Employees aged 60 and over registered the highest satisfaction of any age range, also scoring highest in most workplace categories. The same dynamic was true in 2020, but the index score gap between these two groups is much larger this year, highlighting that the 30 to 39 population deserves close attention by leaders (a difference of 5.1 in 2020 vs. 12.3 in 2021). On a positive note, as federal agencies place greater emphasis on recruiting a younger generation of employees, workers under the age of 30 scored very high across most categories except for pay satisfaction, where they posted the lowest result.
Comparable trends are reflected when examining career cohorts: Senior leaders recorded a high engagement and satisfaction score, followed by employees with less than one year of experience.

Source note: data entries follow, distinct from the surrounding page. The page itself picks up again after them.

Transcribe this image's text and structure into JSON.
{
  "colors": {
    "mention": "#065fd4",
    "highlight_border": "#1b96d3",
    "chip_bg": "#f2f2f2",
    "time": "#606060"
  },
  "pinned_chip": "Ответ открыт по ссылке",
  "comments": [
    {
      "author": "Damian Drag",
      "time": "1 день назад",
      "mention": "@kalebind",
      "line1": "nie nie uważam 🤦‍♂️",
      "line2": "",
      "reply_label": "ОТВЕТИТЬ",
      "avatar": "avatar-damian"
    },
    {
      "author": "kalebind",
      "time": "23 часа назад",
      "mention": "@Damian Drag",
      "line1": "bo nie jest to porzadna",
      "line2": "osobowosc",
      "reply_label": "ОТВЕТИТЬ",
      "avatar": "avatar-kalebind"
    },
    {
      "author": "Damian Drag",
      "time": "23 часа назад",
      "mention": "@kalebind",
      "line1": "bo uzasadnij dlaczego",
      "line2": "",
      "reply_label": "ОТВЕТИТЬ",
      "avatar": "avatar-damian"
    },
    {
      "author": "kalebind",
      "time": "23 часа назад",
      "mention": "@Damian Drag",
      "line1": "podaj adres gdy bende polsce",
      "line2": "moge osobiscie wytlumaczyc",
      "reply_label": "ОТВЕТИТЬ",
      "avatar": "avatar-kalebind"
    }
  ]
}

Among demographic groups, the data shows the lowest employee engagement and satisfaction scores for those identifying as LGBT, people with disabilities, Native Americans and Alaskans, and those who identified with two or more races. The 2022 FEVS will include additional diversity, equity, accessibility and inclusion measures for agency assessment, with the President’s Management Agenda elevating these as a future priority-level success metric for agencies.

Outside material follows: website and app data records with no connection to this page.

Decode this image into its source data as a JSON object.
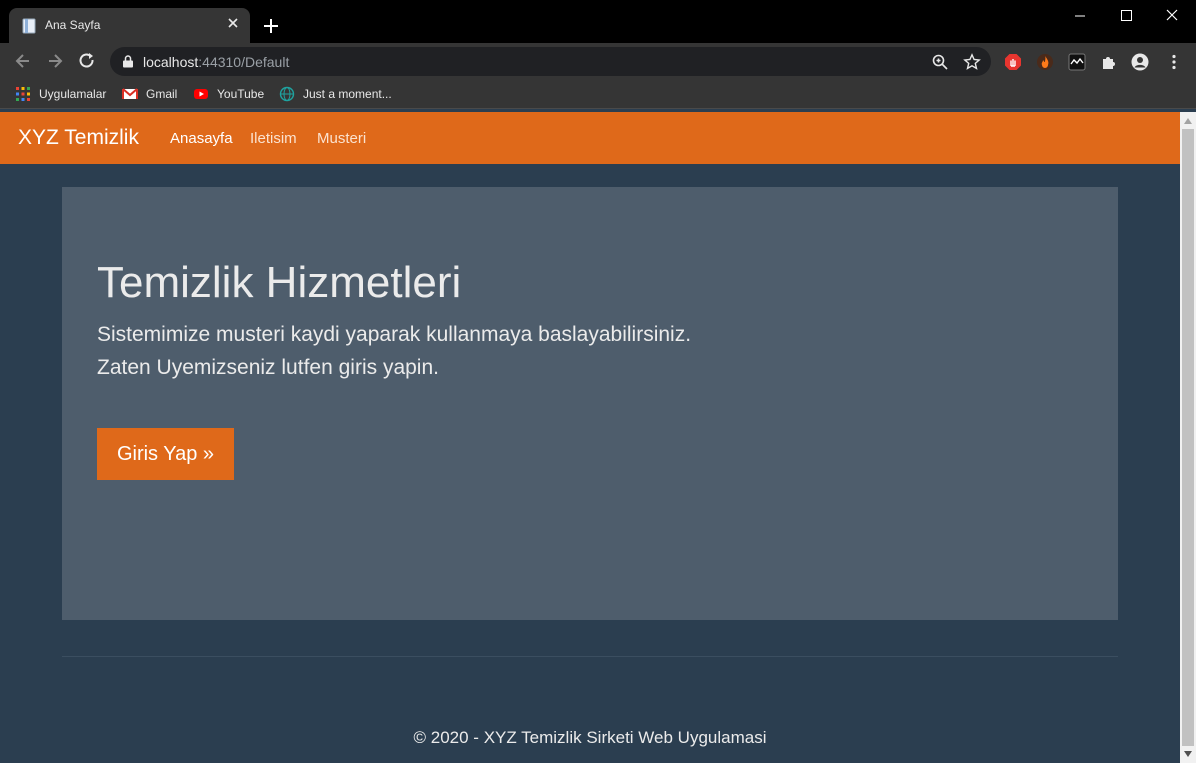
{
  "browser": {
    "tab_title": "Ana Sayfa",
    "url_host": "localhost",
    "url_rest": ":44310/Default",
    "bookmarks": [
      {
        "label": "Uygulamalar",
        "icon": "apps-grid-icon"
      },
      {
        "label": "Gmail",
        "icon": "gmail-icon"
      },
      {
        "label": "YouTube",
        "icon": "youtube-icon"
      },
      {
        "label": "Just a moment...",
        "icon": "globe-icon"
      }
    ]
  },
  "navbar": {
    "brand": "XYZ Temizlik",
    "links": [
      "Anasayfa",
      "Iletisim",
      "Musteri"
    ],
    "active": "Anasayfa",
    "color": "#df691a"
  },
  "jumbotron": {
    "title": "Temizlik Hizmetleri",
    "line1": "Sistemimize musteri kaydi yaparak kullanmaya baslayabilirsiniz.",
    "line2": "Zaten Uyemizseniz lutfen giris yapin.",
    "button": "Giris Yap »"
  },
  "footer": {
    "text": "© 2020 - XYZ Temizlik Sirketi Web Uygulamasi"
  }
}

The 2021 government-wide drop in employee engagement and satisfaction occurred during a particularly challenging and uncertain time for both the federal workforce and nation overall that largely persists today, with specific groups withstanding high levels of stress.
These trends, paired with low and decreasing faith that the survey results will result in meaningful change, represent a clear signal for the Biden administration and agency leaders to be more attuned to employee concerns, to learn lessons from both the innovations and stresses of 2021, and to address the issues and confusion that are adversely affecting the workforce in the “return to office” environment.
This will require listening and responding to the personal and workplace needs of employees as well as adjusting to changing circumstances and building on opportunities emerging from the pandemic to ensure that the important work of the government is carried out.
Having a highly motivated and engaged workforce, paired with responsible and responsive leaders, is critical for a well-functioning government that can successfully serve the public.
A Call for Leadership
Besides the government-wide engagement and satisfaction score and COVID-19-focused questions, the 2021 Best Places to Work results provide insights into a wide range of aspects of the federal employee experience, analyzed in further detail here. Critical among these are the views of agency leaders. While most employees felt their agency leaders and supervisors supported their health and safety during the pandemic, overall perceptions of leaders were less positive, with notable variability across levels of leadership.
The 2021 government-wide score for the effective leadership workplace category—assessing supervisors, managers and senior leaders together—stood at 68.0 out of 100. In contrast, supervisors drew a higher rating of 79.8, but senior leaders came in considerably lower at 56.1. Notably, senior leadership scores at large agencies went down, while those at midsize and small agencies increased.
In what should be a flashing alarm for federal leaders, agencies scored only 40.1 on the question that asked whether “the results of this survey will be used to make my agency a better place to work,” a 2.8 point drop from 2020 and the lowest scoring question on the survey overall. Even top performing federal agencies like NASA had a score of only 66.6—also down 1.6 points—on this survey question, indicating lower employee confidence in the willingness of agency leaders to take responsive actions when employees provide their feedback.